TO DO: The response should be a faithful copy of every record, with nothing left out.

SUPPLIED RECORDS:
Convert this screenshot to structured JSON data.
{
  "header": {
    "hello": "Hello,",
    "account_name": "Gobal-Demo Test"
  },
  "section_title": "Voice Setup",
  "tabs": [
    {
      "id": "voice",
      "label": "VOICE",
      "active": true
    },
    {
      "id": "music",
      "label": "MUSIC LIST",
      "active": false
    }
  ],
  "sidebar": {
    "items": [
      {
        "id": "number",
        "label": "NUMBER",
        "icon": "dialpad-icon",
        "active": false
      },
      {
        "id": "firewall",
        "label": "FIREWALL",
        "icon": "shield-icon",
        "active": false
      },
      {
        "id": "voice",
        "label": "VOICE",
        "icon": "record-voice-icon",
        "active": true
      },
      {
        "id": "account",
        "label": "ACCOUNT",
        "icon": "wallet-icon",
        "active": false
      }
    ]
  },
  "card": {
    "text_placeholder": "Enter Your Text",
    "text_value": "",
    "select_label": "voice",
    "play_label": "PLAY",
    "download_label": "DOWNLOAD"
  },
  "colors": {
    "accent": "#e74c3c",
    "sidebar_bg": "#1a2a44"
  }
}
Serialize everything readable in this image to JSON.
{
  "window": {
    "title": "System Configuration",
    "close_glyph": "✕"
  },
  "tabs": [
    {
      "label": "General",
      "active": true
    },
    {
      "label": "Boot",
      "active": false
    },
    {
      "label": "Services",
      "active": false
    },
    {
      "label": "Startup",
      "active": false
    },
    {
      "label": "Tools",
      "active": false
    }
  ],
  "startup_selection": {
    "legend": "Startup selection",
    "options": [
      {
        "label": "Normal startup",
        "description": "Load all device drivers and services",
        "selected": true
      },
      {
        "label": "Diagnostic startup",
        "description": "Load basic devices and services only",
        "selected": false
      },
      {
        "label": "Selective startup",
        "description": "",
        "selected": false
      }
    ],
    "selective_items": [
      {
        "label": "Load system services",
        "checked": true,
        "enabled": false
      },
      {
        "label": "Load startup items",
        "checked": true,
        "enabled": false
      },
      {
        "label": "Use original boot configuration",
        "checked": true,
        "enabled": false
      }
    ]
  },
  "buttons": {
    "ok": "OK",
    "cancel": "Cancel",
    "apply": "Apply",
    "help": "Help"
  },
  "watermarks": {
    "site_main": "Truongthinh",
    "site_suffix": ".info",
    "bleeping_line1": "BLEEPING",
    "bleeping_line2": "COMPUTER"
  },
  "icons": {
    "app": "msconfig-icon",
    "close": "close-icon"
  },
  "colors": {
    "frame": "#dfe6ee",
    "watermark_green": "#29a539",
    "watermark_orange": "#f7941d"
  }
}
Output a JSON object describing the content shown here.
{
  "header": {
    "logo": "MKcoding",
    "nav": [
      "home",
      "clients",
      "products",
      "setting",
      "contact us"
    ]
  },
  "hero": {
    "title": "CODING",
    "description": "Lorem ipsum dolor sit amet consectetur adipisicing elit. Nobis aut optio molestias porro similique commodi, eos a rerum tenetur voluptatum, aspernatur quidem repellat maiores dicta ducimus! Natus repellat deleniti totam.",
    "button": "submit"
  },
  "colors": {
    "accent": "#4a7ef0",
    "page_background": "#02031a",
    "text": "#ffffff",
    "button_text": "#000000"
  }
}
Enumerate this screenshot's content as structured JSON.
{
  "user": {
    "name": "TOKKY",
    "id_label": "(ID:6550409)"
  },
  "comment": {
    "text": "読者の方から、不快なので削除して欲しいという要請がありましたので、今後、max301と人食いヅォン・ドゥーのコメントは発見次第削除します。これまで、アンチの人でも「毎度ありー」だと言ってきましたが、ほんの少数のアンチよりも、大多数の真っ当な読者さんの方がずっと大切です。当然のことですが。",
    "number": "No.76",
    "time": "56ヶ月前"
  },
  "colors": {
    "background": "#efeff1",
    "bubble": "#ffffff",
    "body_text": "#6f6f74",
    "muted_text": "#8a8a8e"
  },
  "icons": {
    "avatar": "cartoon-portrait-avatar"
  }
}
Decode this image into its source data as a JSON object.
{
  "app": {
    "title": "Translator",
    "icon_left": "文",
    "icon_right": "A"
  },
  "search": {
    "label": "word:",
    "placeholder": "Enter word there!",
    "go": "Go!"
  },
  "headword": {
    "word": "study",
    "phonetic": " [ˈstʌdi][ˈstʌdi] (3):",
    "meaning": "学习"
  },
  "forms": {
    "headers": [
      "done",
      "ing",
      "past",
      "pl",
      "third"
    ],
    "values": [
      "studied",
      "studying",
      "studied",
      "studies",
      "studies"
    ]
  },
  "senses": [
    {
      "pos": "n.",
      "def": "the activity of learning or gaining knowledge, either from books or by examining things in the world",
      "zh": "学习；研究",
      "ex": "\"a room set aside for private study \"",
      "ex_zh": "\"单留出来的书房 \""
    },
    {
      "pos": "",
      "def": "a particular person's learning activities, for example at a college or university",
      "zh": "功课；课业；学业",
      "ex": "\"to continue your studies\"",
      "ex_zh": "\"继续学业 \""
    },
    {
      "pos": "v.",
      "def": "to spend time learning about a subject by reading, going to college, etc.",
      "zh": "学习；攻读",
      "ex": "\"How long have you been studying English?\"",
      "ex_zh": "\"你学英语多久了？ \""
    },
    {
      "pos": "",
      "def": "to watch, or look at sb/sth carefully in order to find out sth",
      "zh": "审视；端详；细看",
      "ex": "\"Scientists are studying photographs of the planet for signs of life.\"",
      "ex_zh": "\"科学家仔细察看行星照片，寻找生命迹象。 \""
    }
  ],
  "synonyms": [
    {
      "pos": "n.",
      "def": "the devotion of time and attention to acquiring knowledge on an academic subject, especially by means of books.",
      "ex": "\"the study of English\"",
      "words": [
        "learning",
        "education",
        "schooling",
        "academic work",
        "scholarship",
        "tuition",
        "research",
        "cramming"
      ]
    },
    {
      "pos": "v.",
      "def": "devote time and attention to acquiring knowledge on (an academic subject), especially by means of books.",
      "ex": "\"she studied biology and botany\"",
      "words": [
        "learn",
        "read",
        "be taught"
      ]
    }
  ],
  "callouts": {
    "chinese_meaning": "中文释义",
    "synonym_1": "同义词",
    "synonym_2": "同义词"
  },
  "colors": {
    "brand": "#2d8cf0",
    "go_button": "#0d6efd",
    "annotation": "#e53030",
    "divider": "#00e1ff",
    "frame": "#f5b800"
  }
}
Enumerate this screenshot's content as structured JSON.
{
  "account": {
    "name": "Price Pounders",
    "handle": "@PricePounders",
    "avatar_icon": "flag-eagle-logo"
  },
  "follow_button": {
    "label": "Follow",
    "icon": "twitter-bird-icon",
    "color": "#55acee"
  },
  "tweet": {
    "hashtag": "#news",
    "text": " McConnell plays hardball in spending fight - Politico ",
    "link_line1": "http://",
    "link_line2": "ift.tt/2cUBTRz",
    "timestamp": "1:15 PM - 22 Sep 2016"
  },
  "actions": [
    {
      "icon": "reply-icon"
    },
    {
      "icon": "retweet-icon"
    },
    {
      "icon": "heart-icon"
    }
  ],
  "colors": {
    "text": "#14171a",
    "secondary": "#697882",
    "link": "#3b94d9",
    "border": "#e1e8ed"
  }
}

RESPONSE TO THE EXERCISE:
Convert this screenshot to structured JSON data.
{
  "header": {
    "hello": "Hello,",
    "account_name": "Gobal-Demo Test"
  },
  "section_title": "Voice Setup",
  "tabs": [
    {
      "id": "voice",
      "label": "VOICE",
      "active": true
    },
    {
      "id": "music",
      "label": "MUSIC LIST",
      "active": false
    }
  ],
  "sidebar": {
    "items": [
      {
        "id": "number",
        "label": "NUMBER",
        "icon": "dialpad-icon",
        "active": false
      },
      {
        "id": "firewall",
        "label": "FIREWALL",
        "icon": "shield-icon",
        "active": false
      },
      {
        "id": "voice",
        "label": "VOICE",
        "icon": "record-voice-icon",
        "active": true
      },
      {
        "id": "account",
        "label": "ACCOUNT",
        "icon": "wallet-icon",
        "active": false
      }
    ]
  },
  "card": {
    "text_placeholder": "Enter Your Text",
    "text_value": "",
    "select_label": "voice",
    "play_label": "PLAY",
    "download_label": "DOWNLOAD"
  },
  "colors": {
    "accent": "#e74c3c",
    "sidebar_bg": "#1a2a44"
  }
}
Serialize everything readable in this image to JSON.
{
  "window": {
    "title": "System Configuration",
    "close_glyph": "✕"
  },
  "tabs": [
    {
      "label": "General",
      "active": true
    },
    {
      "label": "Boot",
      "active": false
    },
    {
      "label": "Services",
      "active": false
    },
    {
      "label": "Startup",
      "active": false
    },
    {
      "label": "Tools",
      "active": false
    }
  ],
  "startup_selection": {
    "legend": "Startup selection",
    "options": [
      {
        "label": "Normal startup",
        "description": "Load all device drivers and services",
        "selected": true
      },
      {
        "label": "Diagnostic startup",
        "description": "Load basic devices and services only",
        "selected": false
      },
      {
        "label": "Selective startup",
        "description": "",
        "selected": false
      }
    ],
    "selective_items": [
      {
        "label": "Load system services",
        "checked": true,
        "enabled": false
      },
      {
        "label": "Load startup items",
        "checked": true,
        "enabled": false
      },
      {
        "label": "Use original boot configuration",
        "checked": true,
        "enabled": false
      }
    ]
  },
  "buttons": {
    "ok": "OK",
    "cancel": "Cancel",
    "apply": "Apply",
    "help": "Help"
  },
  "watermarks": {
    "site_main": "Truongthinh",
    "site_suffix": ".info",
    "bleeping_line1": "BLEEPING",
    "bleeping_line2": "COMPUTER"
  },
  "icons": {
    "app": "msconfig-icon",
    "close": "close-icon"
  },
  "colors": {
    "frame": "#dfe6ee",
    "watermark_green": "#29a539",
    "watermark_orange": "#f7941d"
  }
}
Output a JSON object describing the content shown here.
{
  "header": {
    "logo": "MKcoding",
    "nav": [
      "home",
      "clients",
      "products",
      "setting",
      "contact us"
    ]
  },
  "hero": {
    "title": "CODING",
    "description": "Lorem ipsum dolor sit amet consectetur adipisicing elit. Nobis aut optio molestias porro similique commodi, eos a rerum tenetur voluptatum, aspernatur quidem repellat maiores dicta ducimus! Natus repellat deleniti totam.",
    "button": "submit"
  },
  "colors": {
    "accent": "#4a7ef0",
    "page_background": "#02031a",
    "text": "#ffffff",
    "button_text": "#000000"
  }
}
Enumerate this screenshot's content as structured JSON.
{
  "user": {
    "name": "TOKKY",
    "id_label": "(ID:6550409)"
  },
  "comment": {
    "text": "読者の方から、不快なので削除して欲しいという要請がありましたので、今後、max301と人食いヅォン・ドゥーのコメントは発見次第削除します。これまで、アンチの人でも「毎度ありー」だと言ってきましたが、ほんの少数のアンチよりも、大多数の真っ当な読者さんの方がずっと大切です。当然のことですが。",
    "number": "No.76",
    "time": "56ヶ月前"
  },
  "colors": {
    "background": "#efeff1",
    "bubble": "#ffffff",
    "body_text": "#6f6f74",
    "muted_text": "#8a8a8e"
  },
  "icons": {
    "avatar": "cartoon-portrait-avatar"
  }
}
Decode this image into its source data as a JSON object.
{
  "app": {
    "title": "Translator",
    "icon_left": "文",
    "icon_right": "A"
  },
  "search": {
    "label": "word:",
    "placeholder": "Enter word there!",
    "go": "Go!"
  },
  "headword": {
    "word": "study",
    "phonetic": " [ˈstʌdi][ˈstʌdi] (3):",
    "meaning": "学习"
  },
  "forms": {
    "headers": [
      "done",
      "ing",
      "past",
      "pl",
      "third"
    ],
    "values": [
      "studied",
      "studying",
      "studied",
      "studies",
      "studies"
    ]
  },
  "senses": [
    {
      "pos": "n.",
      "def": "the activity of learning or gaining knowledge, either from books or by examining things in the world",
      "zh": "学习；研究",
      "ex": "\"a room set aside for private study \"",
      "ex_zh": "\"单留出来的书房 \""
    },
    {
      "pos": "",
      "def": "a particular person's learning activities, for example at a college or university",
      "zh": "功课；课业；学业",
      "ex": "\"to continue your studies\"",
      "ex_zh": "\"继续学业 \""
    },
    {
      "pos": "v.",
      "def": "to spend time learning about a subject by reading, going to college, etc.",
      "zh": "学习；攻读",
      "ex": "\"How long have you been studying English?\"",
      "ex_zh": "\"你学英语多久了？ \""
    },
    {
      "pos": "",
      "def": "to watch, or look at sb/sth carefully in order to find out sth",
      "zh": "审视；端详；细看",
      "ex": "\"Scientists are studying photographs of the planet for signs of life.\"",
      "ex_zh": "\"科学家仔细察看行星照片，寻找生命迹象。 \""
    }
  ],
  "synonyms": [
    {
      "pos": "n.",
      "def": "the devotion of time and attention to acquiring knowledge on an academic subject, especially by means of books.",
      "ex": "\"the study of English\"",
      "words": [
        "learning",
        "education",
        "schooling",
        "academic work",
        "scholarship",
        "tuition",
        "research",
        "cramming"
      ]
    },
    {
      "pos": "v.",
      "def": "devote time and attention to acquiring knowledge on (an academic subject), especially by means of books.",
      "ex": "\"she studied biology and botany\"",
      "words": [
        "learn",
        "read",
        "be taught"
      ]
    }
  ],
  "callouts": {
    "chinese_meaning": "中文释义",
    "synonym_1": "同义词",
    "synonym_2": "同义词"
  },
  "colors": {
    "brand": "#2d8cf0",
    "go_button": "#0d6efd",
    "annotation": "#e53030",
    "divider": "#00e1ff",
    "frame": "#f5b800"
  }
}
Enumerate this screenshot's content as structured JSON.
{
  "account": {
    "name": "Price Pounders",
    "handle": "@PricePounders",
    "avatar_icon": "flag-eagle-logo"
  },
  "follow_button": {
    "label": "Follow",
    "icon": "twitter-bird-icon",
    "color": "#55acee"
  },
  "tweet": {
    "hashtag": "#news",
    "text": " McConnell plays hardball in spending fight - Politico ",
    "link_line1": "http://",
    "link_line2": "ift.tt/2cUBTRz",
    "timestamp": "1:15 PM - 22 Sep 2016"
  },
  "actions": [
    {
      "icon": "reply-icon"
    },
    {
      "icon": "retweet-icon"
    },
    {
      "icon": "heart-icon"
    }
  ],
  "colors": {
    "text": "#14171a",
    "secondary": "#697882",
    "link": "#3b94d9",
    "border": "#e1e8ed"
  }
}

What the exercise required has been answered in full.